[Given data Boundary: Start]
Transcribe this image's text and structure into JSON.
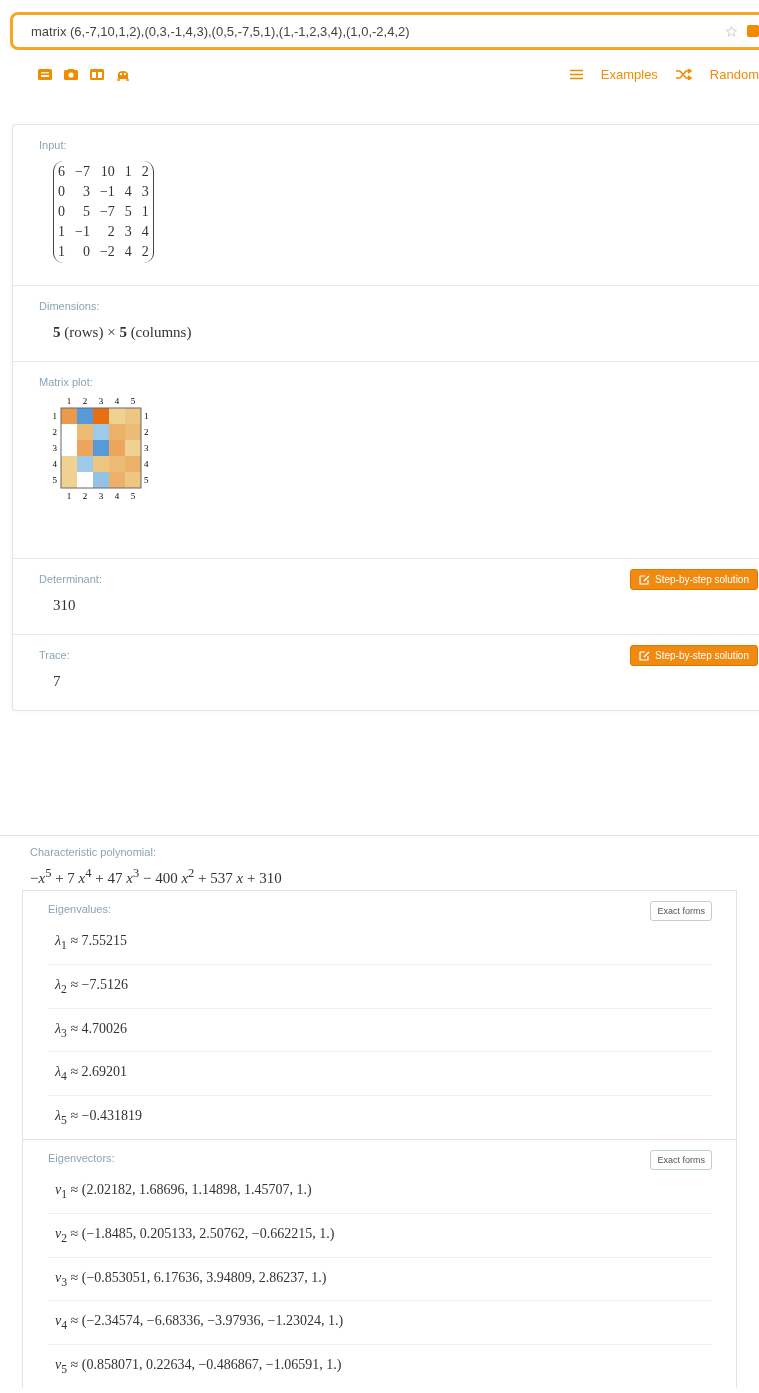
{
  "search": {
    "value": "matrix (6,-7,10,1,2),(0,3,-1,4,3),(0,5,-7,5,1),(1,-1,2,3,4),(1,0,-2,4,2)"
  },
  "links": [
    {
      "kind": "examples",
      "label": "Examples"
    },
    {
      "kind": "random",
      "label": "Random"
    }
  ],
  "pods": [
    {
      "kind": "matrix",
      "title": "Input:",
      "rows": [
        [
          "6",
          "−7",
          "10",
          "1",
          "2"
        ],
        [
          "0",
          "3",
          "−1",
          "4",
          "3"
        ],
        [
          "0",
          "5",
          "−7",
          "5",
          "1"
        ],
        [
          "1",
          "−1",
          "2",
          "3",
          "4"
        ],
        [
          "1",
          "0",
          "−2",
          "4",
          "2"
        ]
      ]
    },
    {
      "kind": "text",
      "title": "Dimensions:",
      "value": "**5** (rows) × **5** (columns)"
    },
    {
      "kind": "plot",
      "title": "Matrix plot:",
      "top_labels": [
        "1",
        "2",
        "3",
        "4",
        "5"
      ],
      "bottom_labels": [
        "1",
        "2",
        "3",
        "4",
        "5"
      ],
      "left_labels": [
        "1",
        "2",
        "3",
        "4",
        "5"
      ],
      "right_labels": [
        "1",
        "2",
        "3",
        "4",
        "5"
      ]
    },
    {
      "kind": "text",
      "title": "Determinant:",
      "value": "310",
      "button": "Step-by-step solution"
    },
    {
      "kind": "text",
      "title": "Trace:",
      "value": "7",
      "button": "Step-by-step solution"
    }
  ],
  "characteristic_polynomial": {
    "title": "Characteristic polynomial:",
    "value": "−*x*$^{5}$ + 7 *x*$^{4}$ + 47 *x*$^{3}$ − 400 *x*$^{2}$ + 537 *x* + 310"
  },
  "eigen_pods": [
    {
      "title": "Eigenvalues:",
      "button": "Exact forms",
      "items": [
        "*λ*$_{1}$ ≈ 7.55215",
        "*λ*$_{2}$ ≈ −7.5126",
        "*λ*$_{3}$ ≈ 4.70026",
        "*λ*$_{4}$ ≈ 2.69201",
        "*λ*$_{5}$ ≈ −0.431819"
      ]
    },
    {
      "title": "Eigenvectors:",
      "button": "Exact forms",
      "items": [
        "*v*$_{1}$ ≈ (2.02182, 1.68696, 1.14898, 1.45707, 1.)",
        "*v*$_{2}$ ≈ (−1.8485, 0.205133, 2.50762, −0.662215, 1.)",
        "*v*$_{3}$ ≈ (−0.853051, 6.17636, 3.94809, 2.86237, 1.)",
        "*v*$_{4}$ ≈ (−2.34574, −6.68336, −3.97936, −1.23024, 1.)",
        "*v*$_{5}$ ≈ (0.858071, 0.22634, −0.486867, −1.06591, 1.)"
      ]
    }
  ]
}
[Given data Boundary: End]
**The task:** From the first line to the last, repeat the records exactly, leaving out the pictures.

**Result for this task:**
Transcribe this image's text and structure into JSON.
{
  "search": {
    "value": "matrix (6,-7,10,1,2),(0,3,-1,4,3),(0,5,-7,5,1),(1,-1,2,3,4),(1,0,-2,4,2)"
  },
  "links": [
    {
      "kind": "examples",
      "label": "Examples"
    },
    {
      "kind": "random",
      "label": "Random"
    }
  ],
  "pods": [
    {
      "kind": "matrix",
      "title": "Input:",
      "rows": [
        [
          "6",
          "−7",
          "10",
          "1",
          "2"
        ],
        [
          "0",
          "3",
          "−1",
          "4",
          "3"
        ],
        [
          "0",
          "5",
          "−7",
          "5",
          "1"
        ],
        [
          "1",
          "−1",
          "2",
          "3",
          "4"
        ],
        [
          "1",
          "0",
          "−2",
          "4",
          "2"
        ]
      ]
    },
    {
      "kind": "text",
      "title": "Dimensions:",
      "value": "**5** (rows) × **5** (columns)"
    },
    {
      "kind": "plot",
      "title": "Matrix plot:",
      "top_labels": [
        "1",
        "2",
        "3",
        "4",
        "5"
      ],
      "bottom_labels": [
        "1",
        "2",
        "3",
        "4",
        "5"
      ],
      "left_labels": [
        "1",
        "2",
        "3",
        "4",
        "5"
      ],
      "right_labels": [
        "1",
        "2",
        "3",
        "4",
        "5"
      ]
    },
    {
      "kind": "text",
      "title": "Determinant:",
      "value": "310",
      "button": "Step-by-step solution"
    },
    {
      "kind": "text",
      "title": "Trace:",
      "value": "7",
      "button": "Step-by-step solution"
    }
  ],
  "characteristic_polynomial": {
    "title": "Characteristic polynomial:",
    "value": "−*x*$^{5}$ + 7 *x*$^{4}$ + 47 *x*$^{3}$ − 400 *x*$^{2}$ + 537 *x* + 310"
  },
  "eigen_pods": [
    {
      "title": "Eigenvalues:",
      "button": "Exact forms",
      "items": [
        "*λ*$_{1}$ ≈ 7.55215",
        "*λ*$_{2}$ ≈ −7.5126",
        "*λ*$_{3}$ ≈ 4.70026",
        "*λ*$_{4}$ ≈ 2.69201",
        "*λ*$_{5}$ ≈ −0.431819"
      ]
    },
    {
      "title": "Eigenvectors:",
      "button": "Exact forms",
      "items": [
        "*v*$_{1}$ ≈ (2.02182, 1.68696, 1.14898, 1.45707, 1.)",
        "*v*$_{2}$ ≈ (−1.8485, 0.205133, 2.50762, −0.662215, 1.)",
        "*v*$_{3}$ ≈ (−0.853051, 6.17636, 3.94809, 2.86237, 1.)",
        "*v*$_{4}$ ≈ (−2.34574, −6.68336, −3.97936, −1.23024, 1.)",
        "*v*$_{5}$ ≈ (0.858071, 0.22634, −0.486867, −1.06591, 1.)"
      ]
    }
  ]
}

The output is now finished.